NarrativeThe generation of electricity at a competitive price is vital in any developed economy. It is, though, a highly complex process with high upfront costs. When electricity is being produced, whether it be from a wind turbine or a nuclear reactor, it is essential that the installed equipment performs consistently properly.
Failure of the hardware – especially if it is unforeseen – can be disruptive and hugely costly. This is a problem which can only increase in the future as technologies such as offshore wind farms are rolled out into commercial production. Repairing a broken component many miles out to sea is almost certain to be a time consuming, tricky and potentially hazardous business, especially in the adverse weather conditions regularly seen around the UK. If it is also unscheduled, it can be doubly difficult.
Problems in power generation are always going to occur, but it is much better if the equipment can be closely monitored, degradation spotted and failure times predicted. Repair work can then be carried out as part of planned maintenance schedules.
Engineers at Strathclyde University in Glasgow are currently developing world-beating technologies which could have a major impact in this area. Its Institute for Energy and Environment – part of the Electronic and Electrical Engineering Department – is the largest university based research institute for electrical power engineering in Europe. The Institute, which has more than 200 staff and PhD students, is carrying out end-to-end research on technologies which will help to underpin engineering sectors such as renewable energy generation, transmission, distribution and Smart Grids. One of its most exciting and potentially lucrative projects involves the development of sophisticated condition monitoring software which uses highly developed artificial intelligence techniques to assess and predict potential failure.
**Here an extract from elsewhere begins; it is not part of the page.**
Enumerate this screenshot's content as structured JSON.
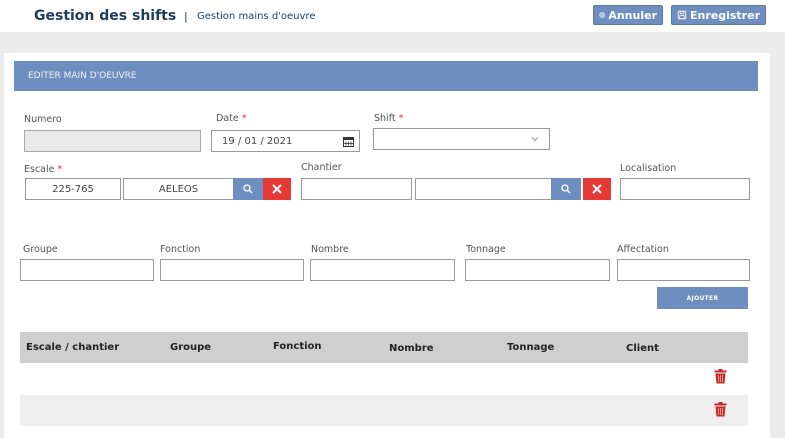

Professor Stephen McArthur, the Institute’s Co-Director and Deputy Head of the Electronic and Electrical Engineering Department, explains that the project involves both diagnostics – evaluating symptoms to work out what the problem is – and prognostics, which involve calculating how long it will be before that problem becomes destructive. “We are developing artificial intelligence technology which embedded within and sits on top of existing hardware and software to provide decision support to maintenance engineers,” he explains.
This type of analysis is a highly complex process. “Every single piece of equipment provides a different kind of data – a wind turbine, for instance, isn’t the same as a power transformer. “A transformer might provide vibration data, oil quality data and data associated with the breakdown of the insulation. You have to look at multiple sources to see if there is something wrong.” One of most important parts of the development process is to incorporate knowledge about different behaviours and faults. “That means the system will be able to carry out automatic diagnosis,” says McArthur, “but the algorithms we use need to be robust enough to identify and validate the fault.”
The challenge for the users of condition monitoring systems is that large amounts of data are generated with only a few experts able to analyse it. Research is often focused on artificial intelligence based data analysis algorithms which either translate human knowledge and experience into software or automatically learn fault and defect patterns from the data. The systems currently being designed and demonstrated by Stephen McArthur and his colleagues at Strathclyde combine both of these in a single solution making it a unique decision support system.
“We realised we needed a single, dynamic software architecture which allows users to plug in different technologies and get a single, useful output and still deliver robust data analysis to the end user.”
The beauty of the solution is that by delivering highly sophisticated reporting and at the same time removing the task of manual analysis, it has the potential to deliver a speedy response, efficiencies and cost savings. “It gives end users as much information as they feel they need, and they can then drill further into the data if they want to.”
The potential benefits of this are compelling. They include reduced downtime; quicker identification of potential points of failure; reduced costs; and repeatable analysis which does not require expert human intervention. The last of these is likely to be particularly useful to large utilities which may, for instance, have a number of power stations around the country but only one or two data analysis experts. If these people happen to be at one location when another reports a potential problem, resolution may have to wait until they are physically able to be on site to investigate. This obviously involves an unwelcome wait. Currently within the electrical power generation, transmission and distribution industry online demonstrators have been implemented as prototypes.
“At the moment, it’s about proving the concept and the architectures,” says McArthur.
“We use multi agent systems – in other words, software contained in modules which are able to co-operate with each other to solve a problem. This is important as no one deployment is like another. It’s been designed so that users can plug in new advanced algorithms as they become available. The aim is for everything to dynamically integrate. Anyone should be able to plug their own software in without too much development work being needed.”
The commercial potential of this new approach is enormous. As well as the traditional power and renewables industries, it is also likely to have application in other sectors such oil and gas, petrochemicals, process control and the aviation industry. The Pathways to Impact funding has helped identify future pipelines of intellectual property and accelerate and prioritise market applications. Immediate opportunities have been identified in the nuclear market and the research systems can be rapidly progressed to convert into commercial offerings.
“This is a huge opportunity,” Stephen McArthur says. “Our first focus will be on the electricity generation sector, but the market could be worth hundreds of millions of pounds or more. In particular, we are going to be part of the renewables revolution, and the opportunities are immense.”
|Category of impact||Economic and commerce|